## Exercise prompt
Each record below must be written out again in exactly the same form.

------------------------------

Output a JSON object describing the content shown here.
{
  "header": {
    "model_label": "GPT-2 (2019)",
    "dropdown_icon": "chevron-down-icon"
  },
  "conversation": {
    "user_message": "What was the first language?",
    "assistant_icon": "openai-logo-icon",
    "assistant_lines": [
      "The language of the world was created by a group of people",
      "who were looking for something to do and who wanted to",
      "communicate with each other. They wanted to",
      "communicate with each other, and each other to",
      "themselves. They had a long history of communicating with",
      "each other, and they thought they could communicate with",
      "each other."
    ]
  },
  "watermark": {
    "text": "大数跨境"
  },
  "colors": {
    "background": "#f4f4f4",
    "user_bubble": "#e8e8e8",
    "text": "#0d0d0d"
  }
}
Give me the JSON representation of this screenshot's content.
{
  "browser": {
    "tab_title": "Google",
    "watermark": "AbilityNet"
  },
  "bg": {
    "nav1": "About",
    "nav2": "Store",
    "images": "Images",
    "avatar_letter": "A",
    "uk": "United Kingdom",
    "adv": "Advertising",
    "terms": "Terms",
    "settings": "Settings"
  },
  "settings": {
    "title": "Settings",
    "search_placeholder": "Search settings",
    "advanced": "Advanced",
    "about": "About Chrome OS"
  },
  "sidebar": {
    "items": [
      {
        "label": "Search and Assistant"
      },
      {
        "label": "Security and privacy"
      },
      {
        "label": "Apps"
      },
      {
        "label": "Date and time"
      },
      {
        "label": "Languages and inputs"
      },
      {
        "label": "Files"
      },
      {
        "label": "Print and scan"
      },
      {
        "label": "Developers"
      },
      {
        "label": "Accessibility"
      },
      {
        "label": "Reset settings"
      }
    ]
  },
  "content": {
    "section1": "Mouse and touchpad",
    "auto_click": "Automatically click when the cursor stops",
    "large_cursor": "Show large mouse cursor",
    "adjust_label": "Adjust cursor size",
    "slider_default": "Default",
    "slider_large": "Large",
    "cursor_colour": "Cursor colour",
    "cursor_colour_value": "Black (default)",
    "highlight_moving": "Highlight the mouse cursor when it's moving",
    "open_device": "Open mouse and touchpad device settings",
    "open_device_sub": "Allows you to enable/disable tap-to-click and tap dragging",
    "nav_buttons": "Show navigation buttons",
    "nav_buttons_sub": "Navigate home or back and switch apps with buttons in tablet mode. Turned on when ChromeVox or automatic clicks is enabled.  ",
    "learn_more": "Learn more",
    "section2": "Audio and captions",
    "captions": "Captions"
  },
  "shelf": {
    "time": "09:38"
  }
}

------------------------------

## Reply
Output a JSON object describing the content shown here.
{
  "header": {
    "model_label": "GPT-2 (2019)",
    "dropdown_icon": "chevron-down-icon"
  },
  "conversation": {
    "user_message": "What was the first language?",
    "assistant_icon": "openai-logo-icon",
    "assistant_lines": [
      "The language of the world was created by a group of people",
      "who were looking for something to do and who wanted to",
      "communicate with each other. They wanted to",
      "communicate with each other, and each other to",
      "themselves. They had a long history of communicating with",
      "each other, and they thought they could communicate with",
      "each other."
    ]
  },
  "watermark": {
    "text": "大数跨境"
  },
  "colors": {
    "background": "#f4f4f4",
    "user_bubble": "#e8e8e8",
    "text": "#0d0d0d"
  }
}
Give me the JSON representation of this screenshot's content.
{
  "browser": {
    "tab_title": "Google",
    "watermark": "AbilityNet"
  },
  "bg": {
    "nav1": "About",
    "nav2": "Store",
    "images": "Images",
    "avatar_letter": "A",
    "uk": "United Kingdom",
    "adv": "Advertising",
    "terms": "Terms",
    "settings": "Settings"
  },
  "settings": {
    "title": "Settings",
    "search_placeholder": "Search settings",
    "advanced": "Advanced",
    "about": "About Chrome OS"
  },
  "sidebar": {
    "items": [
      {
        "label": "Search and Assistant"
      },
      {
        "label": "Security and privacy"
      },
      {
        "label": "Apps"
      },
      {
        "label": "Date and time"
      },
      {
        "label": "Languages and inputs"
      },
      {
        "label": "Files"
      },
      {
        "label": "Print and scan"
      },
      {
        "label": "Developers"
      },
      {
        "label": "Accessibility"
      },
      {
        "label": "Reset settings"
      }
    ]
  },
  "content": {
    "section1": "Mouse and touchpad",
    "auto_click": "Automatically click when the cursor stops",
    "large_cursor": "Show large mouse cursor",
    "adjust_label": "Adjust cursor size",
    "slider_default": "Default",
    "slider_large": "Large",
    "cursor_colour": "Cursor colour",
    "cursor_colour_value": "Black (default)",
    "highlight_moving": "Highlight the mouse cursor when it's moving",
    "open_device": "Open mouse and touchpad device settings",
    "open_device_sub": "Allows you to enable/disable tap-to-click and tap dragging",
    "nav_buttons": "Show navigation buttons",
    "nav_buttons_sub": "Navigate home or back and switch apps with buttons in tablet mode. Turned on when ChromeVox or automatic clicks is enabled.  ",
    "learn_more": "Learn more",
    "section2": "Audio and captions",
    "captions": "Captions"
  },
  "shelf": {
    "time": "09:38"
  }
}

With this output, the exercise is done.